The advantages tend to flow from the effort to build epic stories for players to be a part of. When you put the player into a linear questline, you can more easily incorporate dramatic elements like foreshadowing, plot twists, and a satisfying climax that you know the player is going to be there for.

The disadvantages have been well-covered: If you're isolated into a personal story too much, you lose the sense of being in an open world that is filled with alternative potential adventures. It's more difficult to hop around and partake of the glories of several different zones at the same time, and harder to join up with friends whenever you like. Group quests become less-desirable.

As Dave Kosak and others have said before, we think we may have gone a bit too linear with Cataclysm. That informs one of our big philosophies for Mists of Pandaria: Give players more flexibility to play how they want to. We think that the solution may be to have linear story arcs, but have more of them in each zone, rather than making the whole zone one big story with a beginning, middle, and end. In addition to multiple linear quest lines, there will be smaller (and in some cases, one-off) quest hubs, and some of those hubs may be well off the beaten path.

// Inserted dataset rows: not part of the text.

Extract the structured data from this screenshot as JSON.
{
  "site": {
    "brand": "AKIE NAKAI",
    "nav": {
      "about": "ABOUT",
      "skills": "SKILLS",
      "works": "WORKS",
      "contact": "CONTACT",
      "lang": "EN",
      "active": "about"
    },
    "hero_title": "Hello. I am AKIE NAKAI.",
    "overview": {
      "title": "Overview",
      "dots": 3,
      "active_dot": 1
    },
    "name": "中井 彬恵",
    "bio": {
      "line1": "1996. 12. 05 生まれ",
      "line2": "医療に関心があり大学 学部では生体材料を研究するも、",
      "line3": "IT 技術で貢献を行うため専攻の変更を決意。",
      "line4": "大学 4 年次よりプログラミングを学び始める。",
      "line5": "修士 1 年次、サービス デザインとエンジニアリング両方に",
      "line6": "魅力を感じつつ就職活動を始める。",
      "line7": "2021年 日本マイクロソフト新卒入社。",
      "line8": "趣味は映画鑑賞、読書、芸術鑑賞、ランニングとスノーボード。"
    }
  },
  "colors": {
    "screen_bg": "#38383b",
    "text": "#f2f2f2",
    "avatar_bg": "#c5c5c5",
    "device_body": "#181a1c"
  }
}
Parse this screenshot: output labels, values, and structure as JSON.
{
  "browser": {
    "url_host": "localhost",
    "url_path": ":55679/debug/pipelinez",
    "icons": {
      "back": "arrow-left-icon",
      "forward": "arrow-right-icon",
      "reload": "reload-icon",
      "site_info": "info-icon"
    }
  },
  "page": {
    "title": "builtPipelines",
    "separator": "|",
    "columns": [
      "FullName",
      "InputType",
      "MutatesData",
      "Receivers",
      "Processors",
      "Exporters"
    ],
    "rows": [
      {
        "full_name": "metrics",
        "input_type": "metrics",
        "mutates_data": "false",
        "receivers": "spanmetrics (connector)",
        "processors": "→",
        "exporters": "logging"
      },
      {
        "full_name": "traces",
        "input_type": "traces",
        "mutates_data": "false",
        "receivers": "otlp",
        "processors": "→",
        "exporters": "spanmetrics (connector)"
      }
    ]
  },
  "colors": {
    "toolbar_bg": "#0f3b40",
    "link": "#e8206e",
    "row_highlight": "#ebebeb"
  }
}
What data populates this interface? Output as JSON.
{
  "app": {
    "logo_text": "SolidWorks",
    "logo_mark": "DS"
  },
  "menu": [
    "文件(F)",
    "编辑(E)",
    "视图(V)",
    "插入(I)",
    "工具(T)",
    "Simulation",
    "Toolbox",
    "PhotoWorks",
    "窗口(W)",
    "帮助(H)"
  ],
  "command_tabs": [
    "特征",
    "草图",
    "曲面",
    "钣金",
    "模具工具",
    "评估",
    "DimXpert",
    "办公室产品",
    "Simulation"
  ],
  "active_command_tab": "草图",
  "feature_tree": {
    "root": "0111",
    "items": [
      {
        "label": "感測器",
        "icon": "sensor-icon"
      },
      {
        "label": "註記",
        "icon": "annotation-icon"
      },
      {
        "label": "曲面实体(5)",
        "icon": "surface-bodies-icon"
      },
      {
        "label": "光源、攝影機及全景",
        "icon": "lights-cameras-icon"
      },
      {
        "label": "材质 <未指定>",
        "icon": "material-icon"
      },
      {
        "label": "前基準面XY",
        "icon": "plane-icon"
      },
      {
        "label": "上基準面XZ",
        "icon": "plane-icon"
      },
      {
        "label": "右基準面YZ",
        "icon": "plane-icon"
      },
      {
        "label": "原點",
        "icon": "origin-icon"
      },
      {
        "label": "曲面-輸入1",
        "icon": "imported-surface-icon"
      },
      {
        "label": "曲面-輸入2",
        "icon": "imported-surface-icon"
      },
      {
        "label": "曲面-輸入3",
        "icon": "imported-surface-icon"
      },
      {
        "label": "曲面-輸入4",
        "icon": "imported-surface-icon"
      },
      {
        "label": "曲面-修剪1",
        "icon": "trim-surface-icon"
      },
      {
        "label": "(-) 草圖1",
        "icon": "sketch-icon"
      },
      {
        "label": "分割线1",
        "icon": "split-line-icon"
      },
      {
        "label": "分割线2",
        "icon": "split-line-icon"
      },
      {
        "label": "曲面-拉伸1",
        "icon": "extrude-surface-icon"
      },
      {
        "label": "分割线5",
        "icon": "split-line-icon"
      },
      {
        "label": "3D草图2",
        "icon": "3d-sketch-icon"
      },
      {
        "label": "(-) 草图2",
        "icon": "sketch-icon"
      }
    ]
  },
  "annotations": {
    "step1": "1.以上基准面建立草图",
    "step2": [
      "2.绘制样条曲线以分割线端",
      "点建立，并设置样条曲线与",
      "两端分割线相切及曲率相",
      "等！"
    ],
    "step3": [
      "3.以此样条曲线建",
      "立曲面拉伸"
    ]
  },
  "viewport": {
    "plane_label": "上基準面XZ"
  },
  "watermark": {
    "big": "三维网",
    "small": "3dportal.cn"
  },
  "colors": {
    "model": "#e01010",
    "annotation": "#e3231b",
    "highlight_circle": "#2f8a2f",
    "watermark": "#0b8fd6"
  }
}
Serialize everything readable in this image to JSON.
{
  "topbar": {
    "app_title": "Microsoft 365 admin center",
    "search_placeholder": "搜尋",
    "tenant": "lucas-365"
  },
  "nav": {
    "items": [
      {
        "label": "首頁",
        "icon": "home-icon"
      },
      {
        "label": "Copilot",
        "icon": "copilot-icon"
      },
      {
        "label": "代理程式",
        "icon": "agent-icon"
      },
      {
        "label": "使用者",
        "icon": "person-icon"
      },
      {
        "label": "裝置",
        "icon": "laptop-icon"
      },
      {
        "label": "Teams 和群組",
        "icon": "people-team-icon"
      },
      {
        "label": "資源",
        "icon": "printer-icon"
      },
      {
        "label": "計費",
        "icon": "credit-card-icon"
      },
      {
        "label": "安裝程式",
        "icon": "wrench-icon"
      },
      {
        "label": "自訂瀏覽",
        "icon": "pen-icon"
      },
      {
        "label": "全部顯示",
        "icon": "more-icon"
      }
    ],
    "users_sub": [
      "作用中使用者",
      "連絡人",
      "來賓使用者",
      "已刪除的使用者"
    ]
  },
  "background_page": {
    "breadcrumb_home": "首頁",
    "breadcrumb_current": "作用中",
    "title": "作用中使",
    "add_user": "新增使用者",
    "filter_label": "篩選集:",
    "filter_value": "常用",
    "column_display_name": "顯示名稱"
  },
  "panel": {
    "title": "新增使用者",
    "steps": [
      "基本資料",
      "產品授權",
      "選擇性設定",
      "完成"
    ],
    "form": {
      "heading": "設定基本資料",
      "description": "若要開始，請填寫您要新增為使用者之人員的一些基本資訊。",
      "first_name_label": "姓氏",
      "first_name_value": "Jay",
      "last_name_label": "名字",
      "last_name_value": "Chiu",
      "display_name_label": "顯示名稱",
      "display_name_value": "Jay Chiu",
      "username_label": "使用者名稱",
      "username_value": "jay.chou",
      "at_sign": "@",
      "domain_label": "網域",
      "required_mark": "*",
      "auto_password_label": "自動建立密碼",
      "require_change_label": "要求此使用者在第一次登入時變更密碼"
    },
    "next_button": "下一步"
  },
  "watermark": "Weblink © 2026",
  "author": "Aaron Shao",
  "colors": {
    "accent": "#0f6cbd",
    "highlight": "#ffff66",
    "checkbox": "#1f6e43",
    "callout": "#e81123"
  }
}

To make that work, we've got to tweak the orientation of quest achievements. Rather than "vacuum up every single quest in the zone", we're aiming for achievements that reward completing the main story arcs. All in all, players should feel less like their time spent playing in a zone is exactly the same as every other player.